At Syracuse, I spent five years in the Sour Sitrus Society and one year in the student section, so I had six years about 40-50 feet behind the basket. So that's one perspective. Since then, I've been in my season tickets in section 309, which is right behind the Syracuse bench, but in the third tier about five rows from the top. At times, I've sat in various other seats in the Dome (or at Tourney games), but never five rows in back of the bench. That's a unique perspective.
From that perspective, I noticed a different Syracuse team. Rakeem Christmas is a workhorse. Yeah, we knew that, but the jockeying for position seems so much more intense from that perspective. On the flipside, Kaleb Joseph is a freshman. There's two games left, but he's still a freshman. He seems hesitant, he gets those big "deer caught in headlights" eyes quite often during the game, and if you're underwhelmed watching him on TV, I can't even describe how it is in person up close like that. Boeheim was asked what he saw from Joseph to take him out of the game. Boeheim's response: "Nothing." That says it all. I really hope he learns over the summer, or else we're in trouble at the point guard position.

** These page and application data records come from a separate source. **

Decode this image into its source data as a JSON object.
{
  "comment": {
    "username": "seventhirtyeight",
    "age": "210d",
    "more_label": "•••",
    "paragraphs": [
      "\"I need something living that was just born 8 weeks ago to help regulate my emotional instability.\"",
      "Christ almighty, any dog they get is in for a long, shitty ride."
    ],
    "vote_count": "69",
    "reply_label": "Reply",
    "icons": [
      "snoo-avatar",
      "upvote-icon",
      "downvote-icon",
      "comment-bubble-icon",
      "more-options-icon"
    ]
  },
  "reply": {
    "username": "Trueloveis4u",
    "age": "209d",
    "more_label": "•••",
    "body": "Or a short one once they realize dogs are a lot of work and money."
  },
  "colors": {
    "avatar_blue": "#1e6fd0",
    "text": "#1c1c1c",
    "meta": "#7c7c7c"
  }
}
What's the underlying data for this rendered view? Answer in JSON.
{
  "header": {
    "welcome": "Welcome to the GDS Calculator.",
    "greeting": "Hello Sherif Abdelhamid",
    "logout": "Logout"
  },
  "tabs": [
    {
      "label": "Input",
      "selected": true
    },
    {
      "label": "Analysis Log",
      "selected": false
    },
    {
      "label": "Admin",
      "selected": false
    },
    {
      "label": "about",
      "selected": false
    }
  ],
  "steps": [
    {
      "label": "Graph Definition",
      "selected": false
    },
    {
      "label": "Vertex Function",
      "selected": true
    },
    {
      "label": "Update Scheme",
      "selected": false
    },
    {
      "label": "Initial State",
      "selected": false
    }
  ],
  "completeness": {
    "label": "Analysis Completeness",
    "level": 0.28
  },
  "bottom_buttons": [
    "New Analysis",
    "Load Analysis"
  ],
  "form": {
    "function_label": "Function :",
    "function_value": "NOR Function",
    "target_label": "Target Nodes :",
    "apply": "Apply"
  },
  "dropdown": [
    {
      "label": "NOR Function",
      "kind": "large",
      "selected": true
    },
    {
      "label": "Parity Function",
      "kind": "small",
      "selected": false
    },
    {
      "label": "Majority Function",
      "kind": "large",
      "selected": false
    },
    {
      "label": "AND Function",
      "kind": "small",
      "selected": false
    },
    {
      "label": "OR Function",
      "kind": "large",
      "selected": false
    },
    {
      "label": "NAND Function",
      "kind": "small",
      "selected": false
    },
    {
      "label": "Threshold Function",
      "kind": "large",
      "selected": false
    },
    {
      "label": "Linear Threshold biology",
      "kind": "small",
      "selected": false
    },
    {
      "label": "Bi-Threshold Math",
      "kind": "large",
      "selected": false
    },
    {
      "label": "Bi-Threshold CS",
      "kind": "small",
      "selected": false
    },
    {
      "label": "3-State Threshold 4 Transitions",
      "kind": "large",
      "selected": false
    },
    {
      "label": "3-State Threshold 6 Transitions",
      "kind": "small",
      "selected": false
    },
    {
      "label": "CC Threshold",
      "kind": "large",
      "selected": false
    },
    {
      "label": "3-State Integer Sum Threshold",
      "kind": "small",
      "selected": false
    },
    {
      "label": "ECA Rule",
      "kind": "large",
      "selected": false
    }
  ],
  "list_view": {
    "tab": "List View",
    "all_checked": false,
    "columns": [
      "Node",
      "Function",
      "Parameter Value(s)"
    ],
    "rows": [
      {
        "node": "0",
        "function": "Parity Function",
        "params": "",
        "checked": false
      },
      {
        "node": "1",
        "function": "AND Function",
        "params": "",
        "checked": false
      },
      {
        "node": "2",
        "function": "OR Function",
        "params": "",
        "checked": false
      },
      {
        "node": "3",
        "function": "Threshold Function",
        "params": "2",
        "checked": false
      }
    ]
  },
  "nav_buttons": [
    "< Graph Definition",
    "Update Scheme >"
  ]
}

Many of the shots that Cooney, Gbinije, and Johnson put up I knew weren't going in -- you could tell right off the fingers. Most of them missed, badly.
Oddly enough, the court and the spacing between the players seems so much smaller when you sit right behind the bench. Maybe I've gotten used to the "big picture" perspective from TV and from 309.
Cameron Indoor Stadium is a mecca for college basketball. Attached is a Duke Hall of Fame, featuring a history of the program, conference and national championship trophies, and features from the women's team as well as all other sports. I know Syracuse has its Hall at Manley/Melo Center (or thereabouts, who knows where stuff is now?), but I thought it was great having it attached to the place the games are played -- and it's open to the public even if you don't have tickets to the game. The concourses at Cameron are big enough for the capacity it sees. To get to and from the lower level seats, you enter from the baseline tunnel, AND WALK ON THE COURT. Yeah. Coach K Court. The general public walks on it. Crazy. At your seats on the lower level, there's very little leg room, you have to sit on your coat (if you bring it), and it gets quite warm. But it's an experience you walk away from smiling, even when your team loses. (I'll note that if you have upper level seating, you have an actual seat).
Looking around Cameron on Saturday night, it was, as expected, a sea of blue. Near and in front of me, I obviously saw the highest concentration of orange. Throughout the stadium, there was a smattering of orange -- a couple people together here and there. It was nice to see. The Blue Devil fans there were surprisingly polite and accommodating. Not once was I heckled or given any grief. It was the perfect mix of southern hospitality and respect for the game. Duke fans, you were great.
So yeah, I get it. I get how special Duke is, and how special Cameron Indoor Stadium is, and why these fans love everything about this school and this team so much. I probably take for granted how special of a thing we have at Syracuse and at the Carrier Dome, because I'm there so much. Maybe my experience at Duke can help me appreciate Syracuse more. Physically, they're opposite structures. But inside, both buildings can bring out the passion of college basketball fans in ways that I think very few venues across the country can.
In short, put Cameron Indoor Stadium on your bucket list.